An algorithm for PET tumor volume and activity quantification: without specifying camera's point spread function (PSF)

Med Phys. 2012 Jul;39(7):4187-202. doi: 10.1118/1.4728219.


Purpose: The authors have developed an algorithm for segmentation and removal of the partial volume effect (PVE) of tumors in positron emission tomography (PET) images. The algorithm accurately measures functional volume (FV) and activity concentration (AC) of tumors independent of the camera's full width half maximum (FWHM).

Methods: A novel iterative histogram thresholding (HT) algorithm is developed to segment the tumors in PET images, which have low resolution and suffer from inherent noise in the image. The algorithm is initiated by manually drawing a region of interest (ROI). The segmented tumors are subjected to the iterative deconvolution thresholding segmentation (IDTS) algorithm, where the Van-Cittert's method of deconvolution is used for correcting PVE. The IDTS algorithm is fully automated and accurately measures the FV and AC, and stops once it reaches convergence. The convergence criteria or stopping conditions are developed in such a way that the algorithm does not rely on estimating the FWHM of the point spread function (PSF) to perform the deconvolution process. The algorithm described here was tested in phantom studies, where hollow spheres (0.5-16 ml) were used to represent tumors with a homogeneous activity distribution, and an irregular shaped volume was used to represent a tumor with a heterogeneous activity distribution. The phantom studies were performed with different signal to background ratios (SBR) and with different acquisition times (1 min, 3 min, and 5 min). The parameters in the algorithm were also changed (FWHM and matrix size of the Gaussian function) to check the accuracy of the algorithm. Simulated data were also used to test the algorithm with tumors having heterogeneous activity distribution.

Results: The results show that changing the size and shape of the ROI during initiation of the algorithm had no significant impact on the FV. An average FV overestimation of 30% and an average AC underestimation of 35% were observed for the smallest tumor (0.5 ml) over the entire range of noise and SBR level. The difference in average FV and AC estimations from the actual volumes were less than 5% as the tumor size increased to 16 ml. For tumors with heterogeneous activity profile, the overall volume error was less than 10%. The average overestimation of FV was less than 10% and classification error was around 11%.

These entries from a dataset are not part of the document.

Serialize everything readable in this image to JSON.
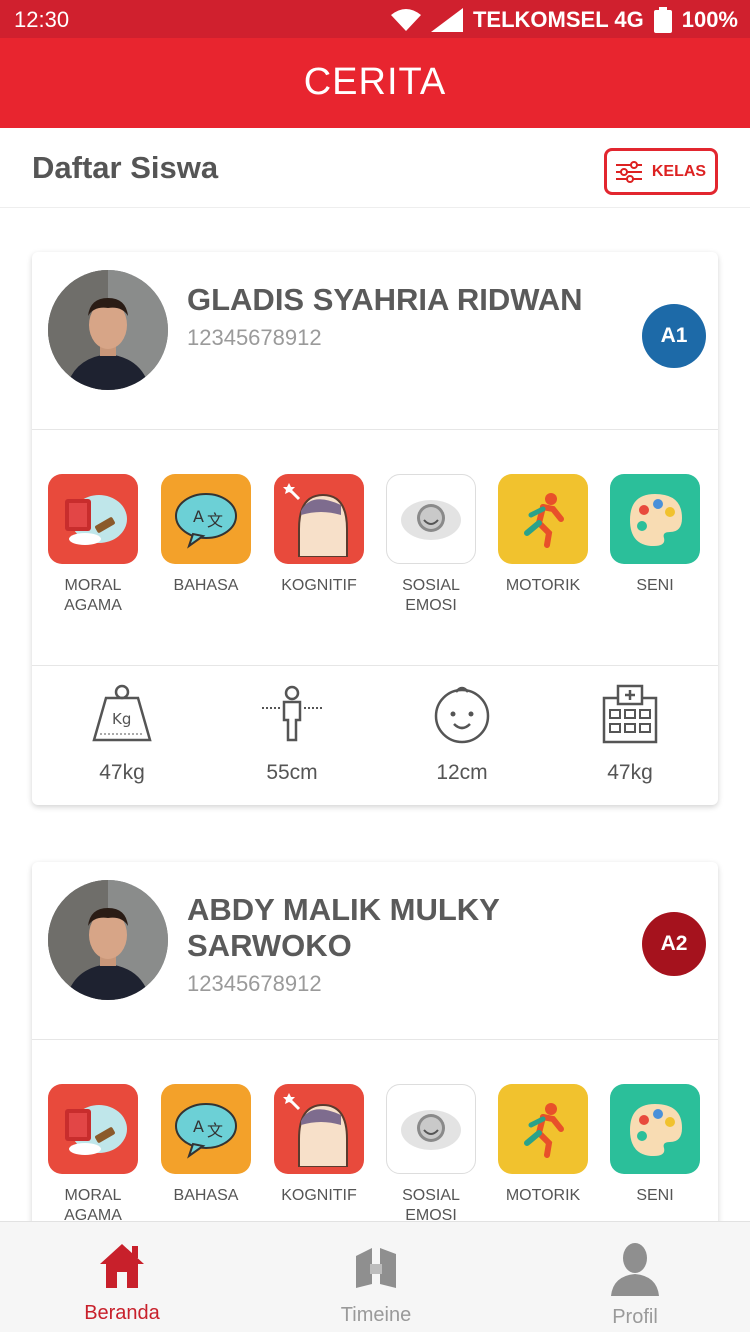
{
  "status": {
    "time": "12:30",
    "carrier": "TELKOMSEL 4G",
    "battery": "100%"
  },
  "app": {
    "title": "CERITA"
  },
  "header": {
    "title": "Daftar Siswa",
    "filter_label": "KELAS"
  },
  "colors": {
    "primary": "#e8252f",
    "badge_a1": "#1d6aa8",
    "badge_a2": "#a5121d"
  },
  "aspects": [
    {
      "label": "MORAL AGAMA",
      "icon": "moral-agama-icon"
    },
    {
      "label": "BAHASA",
      "icon": "bahasa-icon"
    },
    {
      "label": "KOGNITIF",
      "icon": "kognitif-icon"
    },
    {
      "label": "SOSIAL EMOSI",
      "icon": "sosial-emosi-icon"
    },
    {
      "label": "MOTORIK",
      "icon": "motorik-icon"
    },
    {
      "label": "SENI",
      "icon": "seni-icon"
    }
  ],
  "students": [
    {
      "name": "GLADIS SYAHRIA RIDWAN",
      "number": "12345678912",
      "class": "A1",
      "stats": {
        "weight": "47kg",
        "height": "55cm",
        "head": "12cm",
        "health": "47kg"
      }
    },
    {
      "name": "ABDY MALIK MULKY SARWOKO",
      "number": "12345678912",
      "class": "A2"
    }
  ],
  "nav": {
    "home": "Beranda",
    "timeline": "Timeine",
    "profile": "Profil"
  }
}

Conclusions: The algorithm developed herein was extensively tested and is not dependent on accurately quantifying the camera's PSF. This feature demonstrates the robustness of the algorithm and enables it to be applied on a wide range of noise and SBR within an image. The ultimate goal of the algorithm is to be able to be operated independent of the camera type used and the reconstruction algorithm deployed.

Publication types

  • Research Support, Non-U.S. Gov't

MeSH terms

  • Algorithms*
  • Fluorodeoxyglucose F18*
  • Humans
  • Image Enhancement / methods
  • Image Interpretation, Computer-Assisted / methods*
  • Imaging, Three-Dimensional / methods*
  • Liver Neoplasms / diagnostic imaging*
  • Pattern Recognition, Automated / methods*
  • Positron-Emission Tomography / methods*
  • Radiopharmaceuticals
  • Reproducibility of Results
  • Sensitivity and Specificity


  • Radiopharmaceuticals
  • Fluorodeoxyglucose F18